Over the last few years, Chinese designers have brought local labels to the forefront of major fashion weeks and multi-brand stores around the world. This has chimed with a boost — from both consumers and the state — in support for guochao and homegrown players over their western equivalents. Mainland outfits such as Icicle, Ms Min, Shushu/Tong, and Feng Chen Wang continue to make inroads on the global luxury stage, but still the question remains: Would domestic consumers buy premium products if they were “Made in China?”
Several industry experts agree that a significant consumer shift is taking place. As geopolitical forces push consumers towards domestic corporations, and government-driven initiatives like “Made in China 2025” boost and promote the creative economy, local designers are taking advantage of these favorable market conditions to increase the emotional value of their businesses.
“In (the not so) recent times, there was a boom in luxury and fashion brands made by China, for China, and in China,” notes Abhay Gupta, CEO of business advisory agency Luxury Connect. “The simple logic of their knowing Asian sizing and tastes better than any European brand along with repeated cultural misappropriations by western brands has led to a gradual acceptance of homegrown products.”
On the other hand, consumers here already associate several local labels with premium products, says Timothy J. Druzbik, Walmart Senior Manager, Strategy and Business Development. “Consumers increasingly support Made in China brands — we all want to root for our own team — but it’s more than that, more and more Chinese feel their homegrown products deliver a value proposition that is on par or superior to international brands,” states Druzbik. “There is strong product innovation, creative marketing campaigns, and immense pride in domestic brands succeeding.”

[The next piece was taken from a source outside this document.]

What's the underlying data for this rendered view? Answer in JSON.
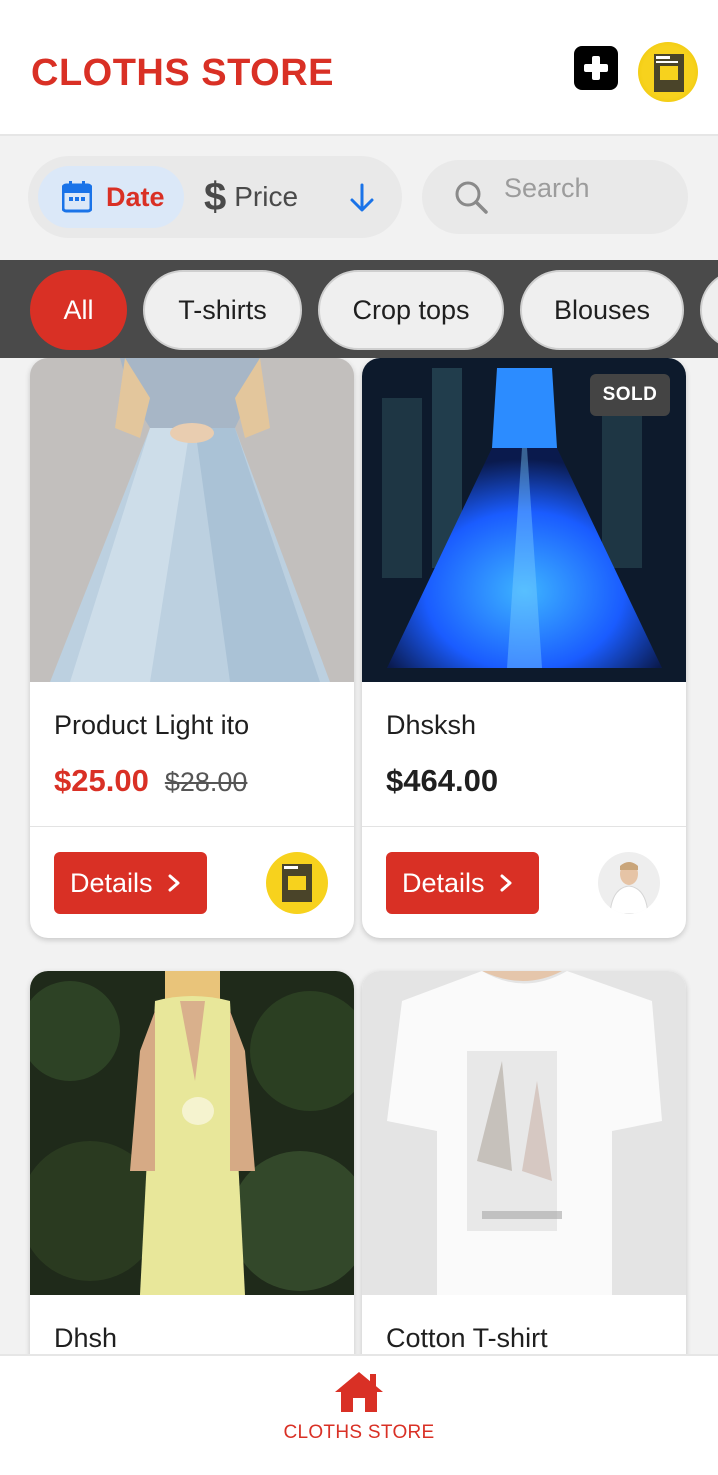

But despite important advancements, some questions persist. Not for nothing are there significant differences between championing Chinese houses and buying locally-produced Loewe or Celine accessories. While some domestic consumers won’t be as troubled or amazed as Westerners if they were to discover that their favorite leather bag was manufactured in Quanzhou or Wenzhou, this doesn’t mean they won’t have concerns about the quality of the product or its resale value.
Jerry Clode, Founder of The Solution, who regularly interviews local consumers on their brand and product preferences, believes that “the idea that Chinese consumers are turning to domestic brands is actually a major overstatement.” He points out that although several homegrown start-ups have leveraged digital commerce solutions to take up new opportunities, “international brands still command higher prices.”
“The simple reality is in the last three to four years there are more Chinese brands that are driven by high levels of marketing. This naturally has meant that they have stronger levels of consumer awareness and loyalty,” remarks Clode. Nevertheless, he emphasizes that middle-class buyers will continue to purchase international brands because “they aspire to be ‘global citizens.’”
Clode continues, “international brands are very obviously displayed in the homes of the middle-class consumers I interview. This is part of creating an inspiring international home environment — domestic brands simply cannot perform this function.” This assessment is partially correct, and indeed, global brands still maintain their power positioning in China. But recent consumer scandals coupled with the West’s anti-China rhetoric in the wake of the trade war might further tarnish the reputation of international companies.
Similarly, stories from Italian sweatshops of “luxury slaves” and news of the mistreatment of immigrant workers (many of whom were Chinese) are no doubt also facilitating a shift towards domestic groups. Gen Z, famous for their love of local names, are more inclined to boycott brands and countries they see as adversarial to China.
“The current younger generation of China, brought up in a capitalist environment, never having witnessed an impoverished China, does not associate Chinese products with poor imitations, but as worthy competitors to global brands,” Gupta explains. “The rising wave of patriotism created by President Xi Jinping is only helping the cause further.”
But despite the rise in national pride, Gen. Z consumers still aren’t ready to give up on hard luxury — suggesting that buying Made in China luxury goods could be a concession they are willing to make.
There’s an element of supporting homegrown business, where buying Chinese-made products puts more money into the domestic manufacturing sector and guarantees employment for its workers, which in turn supports regional economies and improves the manufacturing capacity of local firms. Who says that one of the workers manufacturing Prada, Burberry, Armani, or Marc Jacobs in a Chinese factory won’t learn the mysteries of leatherworking from leading European artisans and open the next Hermès?
The rise of premium and niche lines like Calvin Luo, Shanghai Tang, and Angel Chen is evidence that China’s relationship with luxury has moved past copycats and mass production, signaling that the mainland is equipped to take a more active role in the industry and become a major player in the future.
“I certainly see the potential for Chinese brands to join an exclusive list of countries which are respected and renowned for their heritage brands,” Druzbik affirms. “We are already beginning to see a glimpse of this with C-beauty brands through cross-border e-commerce. People certainly already associate China as a purveyor of high-quality tea, beautiful jewelry, innovative technology, and delicious food.”